TASK INPUT Block Start

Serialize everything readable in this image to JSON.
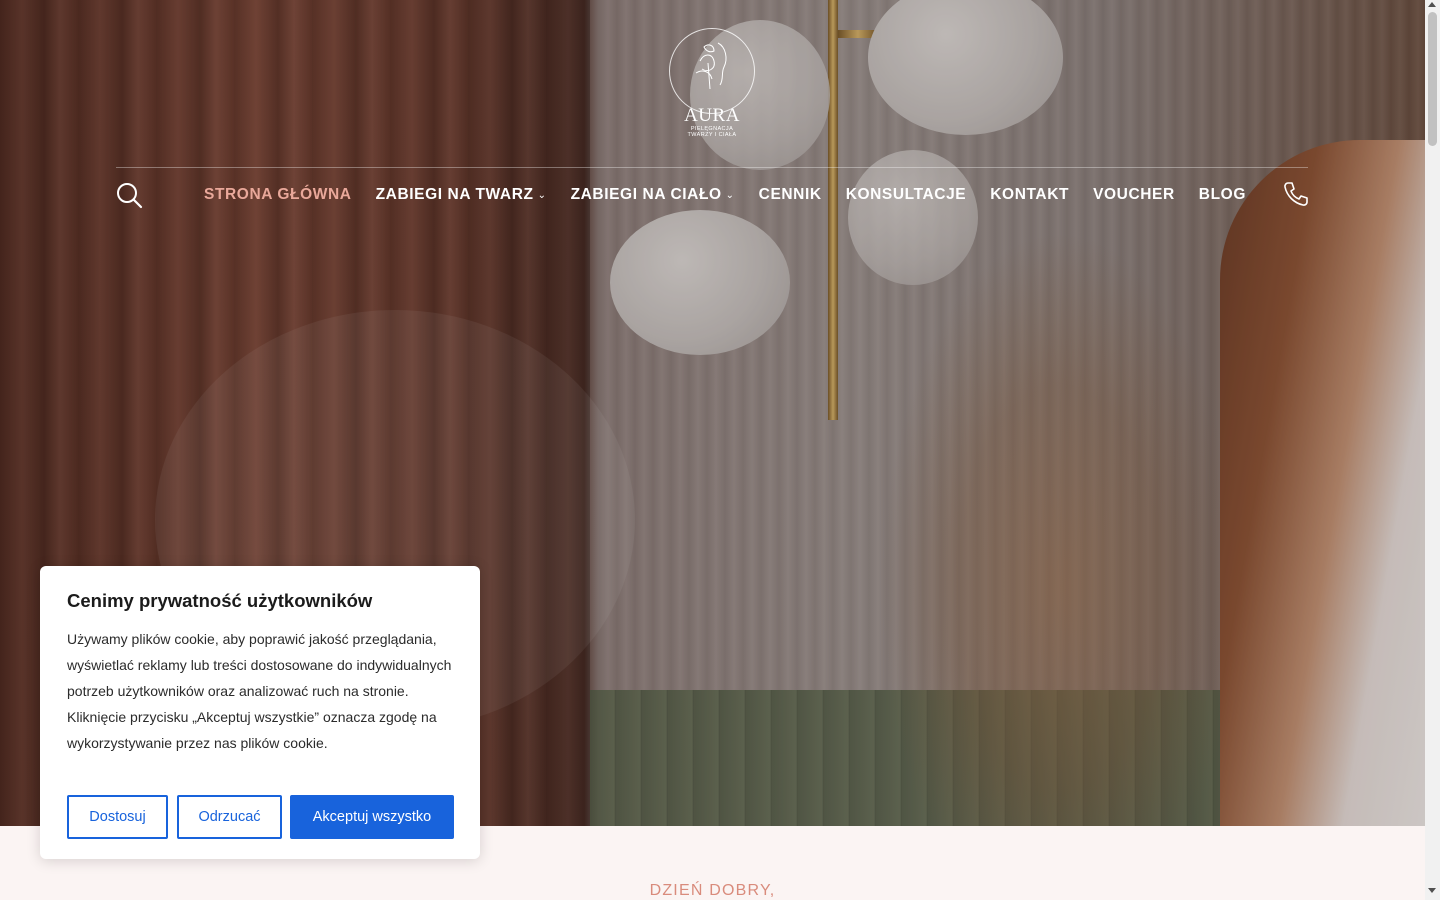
{
  "brand": {
    "name": "AURA",
    "tagline_line1": "PIELĘGNACJA",
    "tagline_line2": "TWARZY I CIAŁA"
  },
  "nav": {
    "items": [
      {
        "label": "STRONA GŁÓWNA",
        "active": true,
        "has_dropdown": false
      },
      {
        "label": "ZABIEGI NA TWARZ",
        "active": false,
        "has_dropdown": true
      },
      {
        "label": "ZABIEGI NA CIAŁO",
        "active": false,
        "has_dropdown": true
      },
      {
        "label": "CENNIK",
        "active": false,
        "has_dropdown": false
      },
      {
        "label": "KONSULTACJE",
        "active": false,
        "has_dropdown": false
      },
      {
        "label": "KONTAKT",
        "active": false,
        "has_dropdown": false
      },
      {
        "label": "VOUCHER",
        "active": false,
        "has_dropdown": false
      },
      {
        "label": "BLOG",
        "active": false,
        "has_dropdown": false
      }
    ],
    "search_icon": "search-icon",
    "phone_icon": "phone-icon"
  },
  "section": {
    "kicker": "DZIEŃ DOBRY,"
  },
  "cookie": {
    "title": "Cenimy prywatność użytkowników",
    "text": "Używamy plików cookie, aby poprawić jakość przeglądania, wyświetlać reklamy lub treści dostosowane do indywidualnych potrzeb użytkowników oraz analizować ruch na stronie. Kliknięcie przycisku „Akceptuj wszystkie” oznacza zgodę na wykorzystywanie przez nas plików cookie.",
    "customize_label": "Dostosuj",
    "reject_label": "Odrzucać",
    "accept_label": "Akceptuj wszystko"
  },
  "colors": {
    "active_nav": "#e9a89a",
    "accent_blue": "#1863dc",
    "kicker": "#d98b7c"
  }
}
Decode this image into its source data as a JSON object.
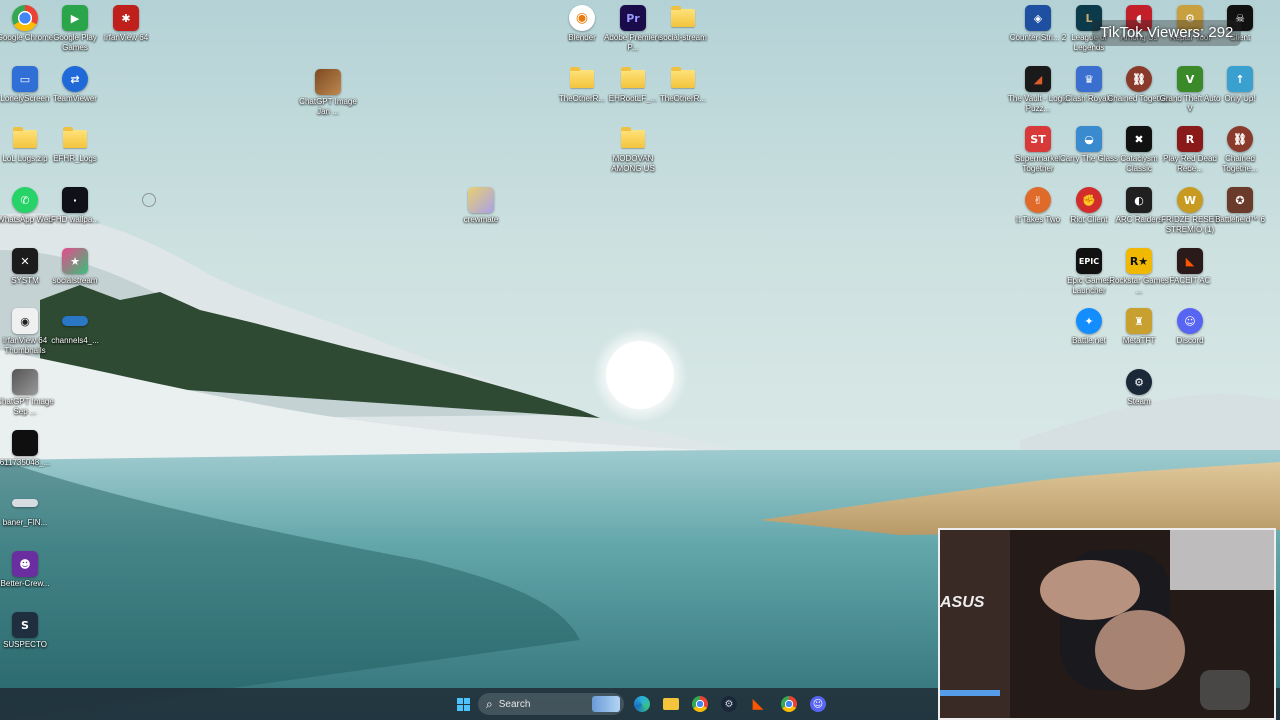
{
  "overlay": {
    "tiktok_viewers": "TikTok Viewers: 292"
  },
  "desktop": {
    "left_icons": [
      {
        "label": "Google Chrome",
        "icon": "chrome-icon",
        "color": "#ffffff"
      },
      {
        "label": "Google Play Games",
        "icon": "play-games-icon",
        "color": "#2aa54a"
      },
      {
        "label": "IrfanView 64",
        "icon": "irfanview-icon",
        "color": "#c0201b"
      },
      {
        "label": "LonelyScreen",
        "icon": "lonelyscreen-icon",
        "color": "#2f6fd6"
      },
      {
        "label": "TeamViewer",
        "icon": "teamviewer-icon",
        "color": "#1f6ad8"
      },
      {
        "label": "LoL Logs.zip",
        "icon": "folder-icon",
        "color": "#f3c43c"
      },
      {
        "label": "EFHR_Logs",
        "icon": "folder-icon",
        "color": "#f3c43c"
      },
      {
        "label": "WhatsApp Web",
        "icon": "whatsapp-icon",
        "color": "#25d366"
      },
      {
        "label": "FHD wallpa...",
        "icon": "image-file-icon",
        "color": "#101018"
      },
      {
        "label": "SYSTM",
        "icon": "systm-icon",
        "color": "#1c1c1c"
      },
      {
        "label": "socialstream",
        "icon": "socialstream-icon",
        "color": "#e64a8c"
      },
      {
        "label": "IrfanView 64 Thumbnails",
        "icon": "irfanview-thumbnails-icon",
        "color": "#2a2a2a"
      },
      {
        "label": "channels4_...",
        "icon": "image-file-icon",
        "color": "#2a77c6"
      },
      {
        "label": "ChatGPT Image Sep ...",
        "icon": "image-file-icon",
        "color": "#444444"
      },
      {
        "label": "611735048_...",
        "icon": "image-file-icon",
        "color": "#0f0f0f"
      },
      {
        "label": "baner_FIN...",
        "icon": "image-file-icon",
        "color": "#d7dce0"
      },
      {
        "label": "Better-Crew...",
        "icon": "better-crew-icon",
        "color": "#6a2ea0"
      },
      {
        "label": "SUSPECTO",
        "icon": "suspecto-icon",
        "color": "#202f3f"
      }
    ],
    "middle_icons": [
      {
        "label": "ChatGPT Image Jan ...",
        "icon": "image-file-icon",
        "color": "#7a4a20"
      },
      {
        "label": "crewmate",
        "icon": "image-file-icon",
        "color": "#e8d070"
      },
      {
        "label": "Blender",
        "icon": "blender-icon",
        "color": "#e87d0d"
      },
      {
        "label": "Adobe Premiere P...",
        "icon": "premiere-icon",
        "color": "#1a0b4a"
      },
      {
        "label": "social-stream",
        "icon": "folder-icon",
        "color": "#f3c43c"
      },
      {
        "label": "TheOtherR...",
        "icon": "folder-icon",
        "color": "#f3c43c"
      },
      {
        "label": "EHRootLF_...",
        "icon": "folder-icon",
        "color": "#f3c43c"
      },
      {
        "label": "TheOtherR...",
        "icon": "folder-icon",
        "color": "#f3c43c"
      },
      {
        "label": "MODOVAN AMONG US",
        "icon": "folder-icon",
        "color": "#f3c43c"
      }
    ],
    "right_icons": [
      {
        "label": "Counter-Stri... 2",
        "icon": "counter-strike-icon",
        "color": "#1e4fa0"
      },
      {
        "label": "League of Legends",
        "icon": "league-icon",
        "color": "#0b3a4a"
      },
      {
        "label": "Among Us",
        "icon": "among-us-icon",
        "color": "#c21f2a"
      },
      {
        "label": "Repair Tool",
        "icon": "repair-tool-icon",
        "color": "#c8a040"
      },
      {
        "label": "Client",
        "icon": "client-icon",
        "color": "#111111"
      },
      {
        "label": "The Vault - Logic Puzz...",
        "icon": "vault-icon",
        "color": "#1a1a1a"
      },
      {
        "label": "Clash Royale",
        "icon": "clash-royale-icon",
        "color": "#3a6fcf"
      },
      {
        "label": "Chained Together",
        "icon": "chained-together-icon",
        "color": "#8a3a2a"
      },
      {
        "label": "Grand Theft Auto V",
        "icon": "gta-icon",
        "color": "#3a8a2a"
      },
      {
        "label": "Only Up!",
        "icon": "only-up-icon",
        "color": "#3aa0d0"
      },
      {
        "label": "Supermarket Together",
        "icon": "supermarket-icon",
        "color": "#d83a3a"
      },
      {
        "label": "Carry The Glass",
        "icon": "carry-glass-icon",
        "color": "#3a8ad0"
      },
      {
        "label": "Cataclysm Classic",
        "icon": "cataclysm-icon",
        "color": "#111111"
      },
      {
        "label": "Play Red Dead Rede...",
        "icon": "red-dead-icon",
        "color": "#8a1a1a"
      },
      {
        "label": "Chained Togethe...",
        "icon": "chained-together-icon",
        "color": "#8a3a2a"
      },
      {
        "label": "It Takes Two",
        "icon": "it-takes-two-icon",
        "color": "#e06a2a"
      },
      {
        "label": "Riot Client",
        "icon": "riot-client-icon",
        "color": "#d32c2c"
      },
      {
        "label": "ARC Raiders",
        "icon": "arc-raiders-icon",
        "color": "#202020"
      },
      {
        "label": "FRIDZE RESET STREMIO (1)",
        "icon": "wow-icon",
        "color": "#c89a20"
      },
      {
        "label": "Battlefield™ 6",
        "icon": "battlefield-icon",
        "color": "#6a3a2a"
      },
      {
        "label": "Epic Games Launcher",
        "icon": "epic-games-icon",
        "color": "#111111"
      },
      {
        "label": "Rockstar Games ...",
        "icon": "rockstar-icon",
        "color": "#f0b800"
      },
      {
        "label": "FACEIT AC",
        "icon": "faceit-icon",
        "color": "#2a1a1a"
      },
      {
        "label": "Battle.net",
        "icon": "battlenet-icon",
        "color": "#148eff"
      },
      {
        "label": "MetaTFT",
        "icon": "metatft-icon",
        "color": "#c8a030"
      },
      {
        "label": "Discord",
        "icon": "discord-icon",
        "color": "#5865f2"
      },
      {
        "label": "Steam",
        "icon": "steam-icon",
        "color": "#1b2838"
      }
    ]
  },
  "taskbar": {
    "search_label": "Search",
    "apps": [
      {
        "name": "start-button",
        "icon": "windows-icon",
        "color": "#4cc2ff"
      },
      {
        "name": "edge-button",
        "icon": "edge-icon",
        "color": "#2bb0d8"
      },
      {
        "name": "file-explorer-button",
        "icon": "folder-icon",
        "color": "#f3c43c"
      },
      {
        "name": "chrome-button",
        "icon": "chrome-icon",
        "color": "#ffffff"
      },
      {
        "name": "steam-button",
        "icon": "steam-icon",
        "color": "#1b2838"
      },
      {
        "name": "faceit-button",
        "icon": "faceit-icon",
        "color": "#2a1a1a"
      },
      {
        "name": "chrome-profile-button",
        "icon": "chrome-icon",
        "color": "#ffffff"
      },
      {
        "name": "discord-button",
        "icon": "discord-icon",
        "color": "#5865f2"
      }
    ]
  },
  "webcam": {
    "brand_text": "ASUS"
  }
}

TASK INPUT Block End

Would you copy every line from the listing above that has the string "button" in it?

# RESULT
        "name": "start-button",
        "name": "edge-button",
        "name": "file-explorer-button",
        "name": "chrome-button",
        "name": "steam-button",
        "name": "faceit-button",
        "name": "chrome-profile-button",
        "name": "discord-button",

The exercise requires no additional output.